After the Holocaust, a new influx of Jews arrived in New York that tended to be more observant and insular than previous Jewish migrations to this country. They spoke Yiddish and began sending their children to yeshivas – which they founded – rather than public schools. It is during this postwar period that distinctly Orthodox names became more popular, according to Sarah Bunin Benor, a professor of Contemporary Jewish Studies and the author of “On Jewish Languages, Names, and Distinctiveness” (Jewish Quarterly Review 106.4).
Yet, at least for government records, Orthodox Jews continued using secular names, or at least Anglicized Hebrew names. “The incidence of [Hebrew] names is low through the 1960s,” she writes, “perhaps indicating that the Haredi Jews were giving their children ofﬁcial names like Solomon and Rebecca while using Shloimy and Rivky in their everyday lives.”
One starts noticing a rapid rise in distinctly Orthodox names in government records in the 1970s. Benor offers the following reasons for this development: increased comfort in American society, respect for ethnic differences, a higher birth rate (one will see more Jewish names if more Jews are born), and a shift to the right among Orthodox Jews involving more stringent religious observance, emphasis on textual norms over inherited tradition, and a decreased concern with assimilation.
What Rabbis Are Saying Today
When I was in Bais Yaakov back in the 1990s, one of my classmates was named Sharon. Many of the teachers refused to address her by that name, however, repeatedly demanding to know her “real” name. When she insisted Sharon was her only name, legal and otherwise, they decided to name her themselves and proceeded to refer to her as “Sarah” throughout her high school years.
Some continue to take this hardline approach to secular names while others take a more relaxed one. Rabbi Dr. Moshe Tendler, a rosh yeshiva and professor at Yeshiva University and the rav of Community Synagogue of Monsey, says he doesn’t criticize those with secular names. In fact, he said, he even has a close friend named John with whom he learns daily.
“This is not a halachic issue, but rather a social issue,” he says, explaining that it is difficult to castigate people for having secular names when discarding them may affect their business or some other pertinent area of their lives.
Rabbi Tendler sees the issue as one of Jewish pride. He says some Jews, especially those living in Israel, may look down on those with non-Hebrew names, seeing them as “traitors” who reject Judaism (as opposed to just having a personal preference).
“We are a special people,” says Rabbi Tendler, adding that “we have been chosen by G-d [and have] kedushas Yisrael.” He can understand, therefore, why some may question adopting secular names, he said.

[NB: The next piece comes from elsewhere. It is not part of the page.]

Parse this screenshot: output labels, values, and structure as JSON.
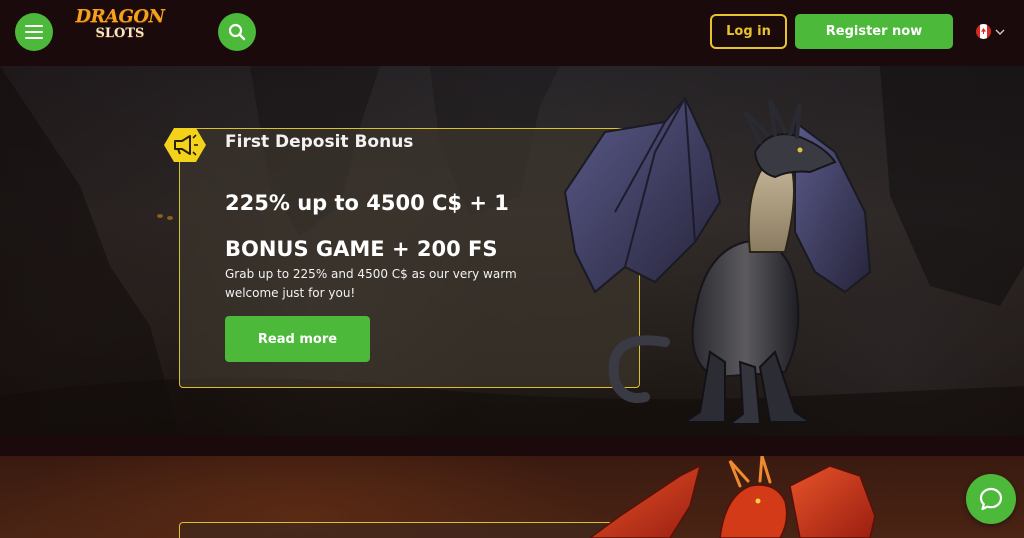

Echoing the Jewish pride theme, Rabbi Gil Student, editor of the popular Torah Musings blog, does not contemn those who use secular names, but said he believes all Jews should move to Israel as soon as possible. Thus, he argues we should give our children names that can be easily Hebraized.
“My Hebrew name is Gil, and my English name is Gil,” he says adding that all of his children have the same name in Hebrew and English.
Many otherwise modern Jews have also started to give their children only Hebrew names due to Zionistic reasons while many chassidim meanwhile have reverted to giving their children Yiddish names, Professor Gurock noted.
As with all generalizations, though, exceptions exist. Some very Orthodox rabbis continue to be called by secular names while some highly irreligious, even highly immoral, Jews now only use their Jewish “ethnic” name. This development perhaps teaches us that while a name may be important, at the end of the day what matters most of all is the Jew behind it.